- **Exercise details**:
Search the records for the string "value", and show each line where it appears.

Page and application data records
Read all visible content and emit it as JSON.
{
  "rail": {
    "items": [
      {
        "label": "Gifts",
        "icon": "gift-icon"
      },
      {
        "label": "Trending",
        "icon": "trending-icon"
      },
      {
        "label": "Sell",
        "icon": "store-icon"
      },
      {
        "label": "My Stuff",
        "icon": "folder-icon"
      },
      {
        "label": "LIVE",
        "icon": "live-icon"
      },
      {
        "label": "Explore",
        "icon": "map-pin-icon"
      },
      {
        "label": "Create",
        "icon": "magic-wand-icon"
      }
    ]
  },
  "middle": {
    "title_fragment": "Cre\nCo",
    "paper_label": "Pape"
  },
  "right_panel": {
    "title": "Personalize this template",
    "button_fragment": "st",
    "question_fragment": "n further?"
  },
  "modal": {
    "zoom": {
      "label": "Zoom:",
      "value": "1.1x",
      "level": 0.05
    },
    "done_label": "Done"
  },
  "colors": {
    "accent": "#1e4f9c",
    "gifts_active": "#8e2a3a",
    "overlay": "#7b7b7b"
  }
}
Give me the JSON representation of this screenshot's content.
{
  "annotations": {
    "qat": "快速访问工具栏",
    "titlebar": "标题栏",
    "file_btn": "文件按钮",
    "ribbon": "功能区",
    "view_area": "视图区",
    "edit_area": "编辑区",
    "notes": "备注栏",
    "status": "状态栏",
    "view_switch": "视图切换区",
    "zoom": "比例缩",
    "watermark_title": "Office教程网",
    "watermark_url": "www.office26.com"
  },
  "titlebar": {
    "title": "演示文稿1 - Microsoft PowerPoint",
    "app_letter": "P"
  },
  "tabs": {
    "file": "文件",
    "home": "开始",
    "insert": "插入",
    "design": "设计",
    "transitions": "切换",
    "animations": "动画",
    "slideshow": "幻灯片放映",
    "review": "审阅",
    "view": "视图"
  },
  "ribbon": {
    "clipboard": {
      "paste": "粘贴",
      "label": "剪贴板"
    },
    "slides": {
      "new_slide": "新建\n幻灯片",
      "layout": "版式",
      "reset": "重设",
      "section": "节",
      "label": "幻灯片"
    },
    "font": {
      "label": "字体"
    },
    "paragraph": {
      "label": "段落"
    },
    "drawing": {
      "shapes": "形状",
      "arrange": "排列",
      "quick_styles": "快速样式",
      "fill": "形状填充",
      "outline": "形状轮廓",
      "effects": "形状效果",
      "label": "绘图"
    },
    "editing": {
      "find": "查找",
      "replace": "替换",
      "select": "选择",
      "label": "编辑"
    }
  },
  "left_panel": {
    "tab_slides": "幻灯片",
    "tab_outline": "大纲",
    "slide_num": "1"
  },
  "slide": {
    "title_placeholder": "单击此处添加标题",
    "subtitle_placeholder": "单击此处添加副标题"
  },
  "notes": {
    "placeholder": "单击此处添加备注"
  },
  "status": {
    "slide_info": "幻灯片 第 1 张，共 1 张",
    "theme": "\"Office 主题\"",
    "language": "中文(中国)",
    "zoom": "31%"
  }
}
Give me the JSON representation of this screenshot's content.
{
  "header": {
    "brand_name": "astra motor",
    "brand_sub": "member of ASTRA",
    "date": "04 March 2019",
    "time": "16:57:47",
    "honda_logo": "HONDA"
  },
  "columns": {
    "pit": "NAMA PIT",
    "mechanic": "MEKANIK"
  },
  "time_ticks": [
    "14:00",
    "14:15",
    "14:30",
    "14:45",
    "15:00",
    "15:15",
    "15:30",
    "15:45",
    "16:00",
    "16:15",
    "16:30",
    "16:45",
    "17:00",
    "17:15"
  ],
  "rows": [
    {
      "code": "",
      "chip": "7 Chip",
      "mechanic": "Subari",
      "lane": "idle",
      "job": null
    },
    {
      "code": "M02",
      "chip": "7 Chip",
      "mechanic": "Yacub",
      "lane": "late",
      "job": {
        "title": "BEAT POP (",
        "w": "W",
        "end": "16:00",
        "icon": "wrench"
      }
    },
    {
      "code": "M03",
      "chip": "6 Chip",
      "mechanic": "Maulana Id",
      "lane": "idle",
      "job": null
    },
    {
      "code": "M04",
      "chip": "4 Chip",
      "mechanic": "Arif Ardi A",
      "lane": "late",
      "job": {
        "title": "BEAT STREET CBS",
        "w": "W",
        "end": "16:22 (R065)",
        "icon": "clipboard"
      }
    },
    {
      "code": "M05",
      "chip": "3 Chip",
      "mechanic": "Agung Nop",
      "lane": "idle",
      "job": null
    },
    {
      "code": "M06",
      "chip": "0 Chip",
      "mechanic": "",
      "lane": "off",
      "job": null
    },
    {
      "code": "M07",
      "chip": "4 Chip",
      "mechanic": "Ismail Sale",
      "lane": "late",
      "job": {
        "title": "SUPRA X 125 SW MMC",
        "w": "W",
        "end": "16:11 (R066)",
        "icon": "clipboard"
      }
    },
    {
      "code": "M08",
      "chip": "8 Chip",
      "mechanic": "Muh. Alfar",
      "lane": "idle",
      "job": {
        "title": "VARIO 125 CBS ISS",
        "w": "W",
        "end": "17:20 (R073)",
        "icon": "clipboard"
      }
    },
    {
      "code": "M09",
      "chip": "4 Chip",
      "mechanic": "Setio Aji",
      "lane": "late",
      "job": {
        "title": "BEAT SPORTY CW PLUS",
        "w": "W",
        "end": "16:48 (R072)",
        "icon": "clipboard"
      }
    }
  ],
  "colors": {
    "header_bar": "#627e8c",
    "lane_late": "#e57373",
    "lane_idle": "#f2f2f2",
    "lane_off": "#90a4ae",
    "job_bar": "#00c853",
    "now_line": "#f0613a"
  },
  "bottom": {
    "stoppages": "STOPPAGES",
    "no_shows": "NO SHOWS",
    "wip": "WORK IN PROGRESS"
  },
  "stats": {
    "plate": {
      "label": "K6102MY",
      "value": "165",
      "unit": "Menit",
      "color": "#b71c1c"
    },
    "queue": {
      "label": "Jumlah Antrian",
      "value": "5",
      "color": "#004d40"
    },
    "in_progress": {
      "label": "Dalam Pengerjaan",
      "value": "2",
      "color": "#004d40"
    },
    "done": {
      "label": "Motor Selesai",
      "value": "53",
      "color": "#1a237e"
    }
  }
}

- **Response for this exercise**:
      "value": "1.1x",
      "value": "165",
      "value": "5",
      "value": "2",
      "value": "53",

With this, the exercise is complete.